**AVAILABLE DATA:**
☆ ☆ ☆ ☆

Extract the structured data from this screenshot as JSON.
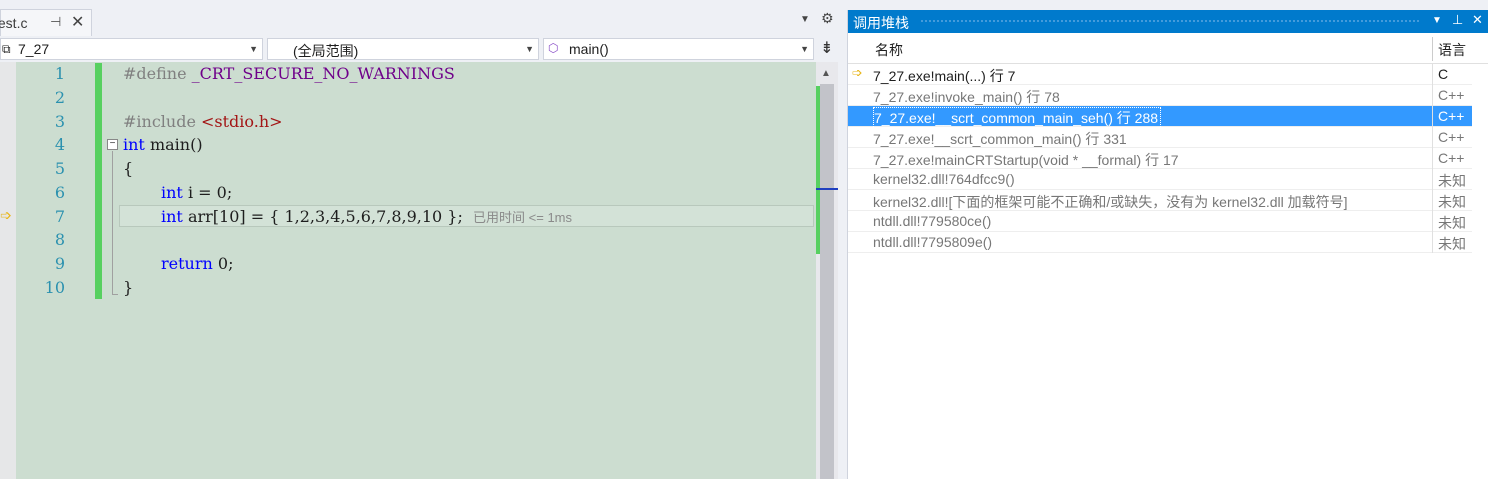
{
  "editor": {
    "tab": {
      "name": "test.c",
      "pin_icon": "pin-icon",
      "close": "✕"
    },
    "nav": {
      "project": "7_27",
      "scope": "(全局范围)",
      "function": "main()"
    },
    "line_numbers": [
      "1",
      "2",
      "3",
      "4",
      "5",
      "6",
      "7",
      "8",
      "9",
      "10"
    ],
    "code": {
      "l1_directive": "#define",
      "l1_macro": " _CRT_SECURE_NO_WARNINGS",
      "l3_directive": "#include",
      "l3_header": " <stdio.h>",
      "l4_kw": "int",
      "l4_rest": " main()",
      "l5": "{",
      "l6_kw": "int",
      "l6_rest": " i = 0;",
      "l7_kw": "int",
      "l7_rest": " arr[10] = { 1,2,3,4,5,6,7,8,9,10 };",
      "l7_perf": "已用时间 <= 1ms",
      "l9_kw": "return",
      "l9_rest": " 0;",
      "l10": "}"
    }
  },
  "callstack": {
    "title": "调用堆栈",
    "columns": {
      "name": "名称",
      "lang": "语言"
    },
    "rows": [
      {
        "name": "7_27.exe!main(...) 行 7",
        "lang": "C"
      },
      {
        "name": "7_27.exe!invoke_main() 行 78",
        "lang": "C++"
      },
      {
        "name": "7_27.exe!__scrt_common_main_seh() 行 288",
        "lang": "C++"
      },
      {
        "name": "7_27.exe!__scrt_common_main() 行 331",
        "lang": "C++"
      },
      {
        "name": "7_27.exe!mainCRTStartup(void * __formal) 行 17",
        "lang": "C++"
      },
      {
        "name": "kernel32.dll!764dfcc9()",
        "lang": "未知"
      },
      {
        "name": "kernel32.dll![下面的框架可能不正确和/或缺失，没有为 kernel32.dll 加载符号]",
        "lang": "未知"
      },
      {
        "name": "ntdll.dll!779580ce()",
        "lang": "未知"
      },
      {
        "name": "ntdll.dll!7795809e()",
        "lang": "未知"
      }
    ]
  },
  "colors": {
    "accent": "#007acc",
    "selection": "#3399ff",
    "code_bg": "#ccddd0",
    "change_bar": "#57d060",
    "exec_arrow": "#e8b61a"
  }
}
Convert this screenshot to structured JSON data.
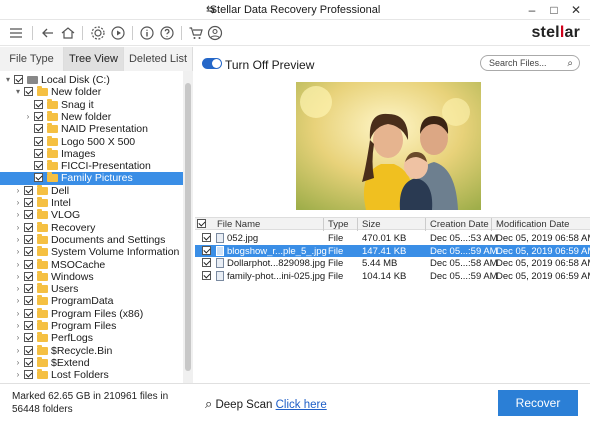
{
  "window": {
    "title": "Stellar Data Recovery Professional",
    "controls": [
      "–",
      "□",
      "✕"
    ]
  },
  "toolbar": {
    "brand_prefix": "stel",
    "brand_accent": "l",
    "brand_suffix": "ar",
    "accent_color": "#d0021b",
    "icons": [
      "menu-icon",
      "back-icon",
      "home-icon",
      "settings-icon",
      "video-icon",
      "info-icon",
      "help-icon",
      "cart-icon",
      "account-icon"
    ]
  },
  "tabs": [
    "File Type",
    "Tree View",
    "Deleted List"
  ],
  "active_tab": "Tree View",
  "tree": [
    {
      "label": "Local Disk (C:)",
      "level": 0,
      "expanded": true,
      "drive": true
    },
    {
      "label": "New folder",
      "level": 1,
      "expanded": true
    },
    {
      "label": "Snag it",
      "level": 2
    },
    {
      "label": "New folder",
      "level": 2,
      "collapsed": true
    },
    {
      "label": "NAID Presentation",
      "level": 2
    },
    {
      "label": "Logo 500 X 500",
      "level": 2
    },
    {
      "label": "Images",
      "level": 2
    },
    {
      "label": "FICCI-Presentation",
      "level": 2
    },
    {
      "label": "Family Pictures",
      "level": 2,
      "selected": true
    },
    {
      "label": "Dell",
      "level": 1,
      "collapsed": true
    },
    {
      "label": "Intel",
      "level": 1,
      "collapsed": true
    },
    {
      "label": "VLOG",
      "level": 1,
      "collapsed": true
    },
    {
      "label": "Recovery",
      "level": 1,
      "collapsed": true
    },
    {
      "label": "Documents and Settings",
      "level": 1,
      "collapsed": true
    },
    {
      "label": "System Volume Information",
      "level": 1,
      "collapsed": true
    },
    {
      "label": "MSOCache",
      "level": 1,
      "collapsed": true
    },
    {
      "label": "Windows",
      "level": 1,
      "collapsed": true
    },
    {
      "label": "Users",
      "level": 1,
      "collapsed": true
    },
    {
      "label": "ProgramData",
      "level": 1,
      "collapsed": true
    },
    {
      "label": "Program Files (x86)",
      "level": 1,
      "collapsed": true
    },
    {
      "label": "Program Files",
      "level": 1,
      "collapsed": true
    },
    {
      "label": "PerfLogs",
      "level": 1,
      "collapsed": true
    },
    {
      "label": "$Recycle.Bin",
      "level": 1,
      "collapsed": true
    },
    {
      "label": "$Extend",
      "level": 1,
      "collapsed": true
    },
    {
      "label": "Lost Folders",
      "level": 1,
      "collapsed": true
    }
  ],
  "preview": {
    "toggle_label": "Turn Off Preview",
    "search_placeholder": "Search Files..."
  },
  "file_table": {
    "headers": [
      "File Name",
      "Type",
      "Size",
      "Creation Date",
      "Modification Date"
    ],
    "rows": [
      {
        "name": "052.jpg",
        "type": "File",
        "size": "470.01 KB",
        "created": "Dec 05...:53 AM",
        "modified": "Dec 05, 2019 06:58 AM"
      },
      {
        "name": "blogshow_r...ple_5_.jpg",
        "type": "File",
        "size": "147.41 KB",
        "created": "Dec 05...:59 AM",
        "modified": "Dec 05, 2019 06:59 AM",
        "selected": true
      },
      {
        "name": "Dollarphot...829098.jpg",
        "type": "File",
        "size": "5.44 MB",
        "created": "Dec 05...:58 AM",
        "modified": "Dec 05, 2019 06:58 AM"
      },
      {
        "name": "family-phot...ini-025.jpg",
        "type": "File",
        "size": "104.14 KB",
        "created": "Dec 05...:59 AM",
        "modified": "Dec 05, 2019 06:59 AM"
      }
    ]
  },
  "status": {
    "text": "Marked 62.65 GB in 210961 files in 56448 folders"
  },
  "deep_scan": {
    "label": "Deep Scan",
    "link": "Click here"
  },
  "recover_button": "Recover"
}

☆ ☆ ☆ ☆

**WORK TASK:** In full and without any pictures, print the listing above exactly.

**RESPONSE BELOW:**
Extract the structured data from this screenshot as JSON.
{
  "editor": {
    "tab": {
      "name": "test.c",
      "pin_icon": "pin-icon",
      "close": "✕"
    },
    "nav": {
      "project": "7_27",
      "scope": "(全局范围)",
      "function": "main()"
    },
    "line_numbers": [
      "1",
      "2",
      "3",
      "4",
      "5",
      "6",
      "7",
      "8",
      "9",
      "10"
    ],
    "code": {
      "l1_directive": "#define",
      "l1_macro": " _CRT_SECURE_NO_WARNINGS",
      "l3_directive": "#include",
      "l3_header": " <stdio.h>",
      "l4_kw": "int",
      "l4_rest": " main()",
      "l5": "{",
      "l6_kw": "int",
      "l6_rest": " i = 0;",
      "l7_kw": "int",
      "l7_rest": " arr[10] = { 1,2,3,4,5,6,7,8,9,10 };",
      "l7_perf": "已用时间 <= 1ms",
      "l9_kw": "return",
      "l9_rest": " 0;",
      "l10": "}"
    }
  },
  "callstack": {
    "title": "调用堆栈",
    "columns": {
      "name": "名称",
      "lang": "语言"
    },
    "rows": [
      {
        "name": "7_27.exe!main(...) 行 7",
        "lang": "C"
      },
      {
        "name": "7_27.exe!invoke_main() 行 78",
        "lang": "C++"
      },
      {
        "name": "7_27.exe!__scrt_common_main_seh() 行 288",
        "lang": "C++"
      },
      {
        "name": "7_27.exe!__scrt_common_main() 行 331",
        "lang": "C++"
      },
      {
        "name": "7_27.exe!mainCRTStartup(void * __formal) 行 17",
        "lang": "C++"
      },
      {
        "name": "kernel32.dll!764dfcc9()",
        "lang": "未知"
      },
      {
        "name": "kernel32.dll![下面的框架可能不正确和/或缺失，没有为 kernel32.dll 加载符号]",
        "lang": "未知"
      },
      {
        "name": "ntdll.dll!779580ce()",
        "lang": "未知"
      },
      {
        "name": "ntdll.dll!7795809e()",
        "lang": "未知"
      }
    ]
  },
  "colors": {
    "accent": "#007acc",
    "selection": "#3399ff",
    "code_bg": "#ccddd0",
    "change_bar": "#57d060",
    "exec_arrow": "#e8b61a"
  }
}
Convert this screenshot to structured JSON data.
{
  "window": {
    "title": "Stellar Data Recovery Professional",
    "controls": [
      "–",
      "□",
      "✕"
    ]
  },
  "toolbar": {
    "brand_prefix": "stel",
    "brand_accent": "l",
    "brand_suffix": "ar",
    "accent_color": "#d0021b",
    "icons": [
      "menu-icon",
      "back-icon",
      "home-icon",
      "settings-icon",
      "video-icon",
      "info-icon",
      "help-icon",
      "cart-icon",
      "account-icon"
    ]
  },
  "tabs": [
    "File Type",
    "Tree View",
    "Deleted List"
  ],
  "active_tab": "Tree View",
  "tree": [
    {
      "label": "Local Disk (C:)",
      "level": 0,
      "expanded": true,
      "drive": true
    },
    {
      "label": "New folder",
      "level": 1,
      "expanded": true
    },
    {
      "label": "Snag it",
      "level": 2
    },
    {
      "label": "New folder",
      "level": 2,
      "collapsed": true
    },
    {
      "label": "NAID Presentation",
      "level": 2
    },
    {
      "label": "Logo 500 X 500",
      "level": 2
    },
    {
      "label": "Images",
      "level": 2
    },
    {
      "label": "FICCI-Presentation",
      "level": 2
    },
    {
      "label": "Family Pictures",
      "level": 2,
      "selected": true
    },
    {
      "label": "Dell",
      "level": 1,
      "collapsed": true
    },
    {
      "label": "Intel",
      "level": 1,
      "collapsed": true
    },
    {
      "label": "VLOG",
      "level": 1,
      "collapsed": true
    },
    {
      "label": "Recovery",
      "level": 1,
      "collapsed": true
    },
    {
      "label": "Documents and Settings",
      "level": 1,
      "collapsed": true
    },
    {
      "label": "System Volume Information",
      "level": 1,
      "collapsed": true
    },
    {
      "label": "MSOCache",
      "level": 1,
      "collapsed": true
    },
    {
      "label": "Windows",
      "level": 1,
      "collapsed": true
    },
    {
      "label": "Users",
      "level": 1,
      "collapsed": true
    },
    {
      "label": "ProgramData",
      "level": 1,
      "collapsed": true
    },
    {
      "label": "Program Files (x86)",
      "level": 1,
      "collapsed": true
    },
    {
      "label": "Program Files",
      "level": 1,
      "collapsed": true
    },
    {
      "label": "PerfLogs",
      "level": 1,
      "collapsed": true
    },
    {
      "label": "$Recycle.Bin",
      "level": 1,
      "collapsed": true
    },
    {
      "label": "$Extend",
      "level": 1,
      "collapsed": true
    },
    {
      "label": "Lost Folders",
      "level": 1,
      "collapsed": true
    }
  ],
  "preview": {
    "toggle_label": "Turn Off Preview",
    "search_placeholder": "Search Files..."
  },
  "file_table": {
    "headers": [
      "File Name",
      "Type",
      "Size",
      "Creation Date",
      "Modification Date"
    ],
    "rows": [
      {
        "name": "052.jpg",
        "type": "File",
        "size": "470.01 KB",
        "created": "Dec 05...:53 AM",
        "modified": "Dec 05, 2019 06:58 AM"
      },
      {
        "name": "blogshow_r...ple_5_.jpg",
        "type": "File",
        "size": "147.41 KB",
        "created": "Dec 05...:59 AM",
        "modified": "Dec 05, 2019 06:59 AM",
        "selected": true
      },
      {
        "name": "Dollarphot...829098.jpg",
        "type": "File",
        "size": "5.44 MB",
        "created": "Dec 05...:58 AM",
        "modified": "Dec 05, 2019 06:58 AM"
      },
      {
        "name": "family-phot...ini-025.jpg",
        "type": "File",
        "size": "104.14 KB",
        "created": "Dec 05...:59 AM",
        "modified": "Dec 05, 2019 06:59 AM"
      }
    ]
  },
  "status": {
    "text": "Marked 62.65 GB in 210961 files in 56448 folders"
  },
  "deep_scan": {
    "label": "Deep Scan",
    "link": "Click here"
  },
  "recover_button": "Recover"
}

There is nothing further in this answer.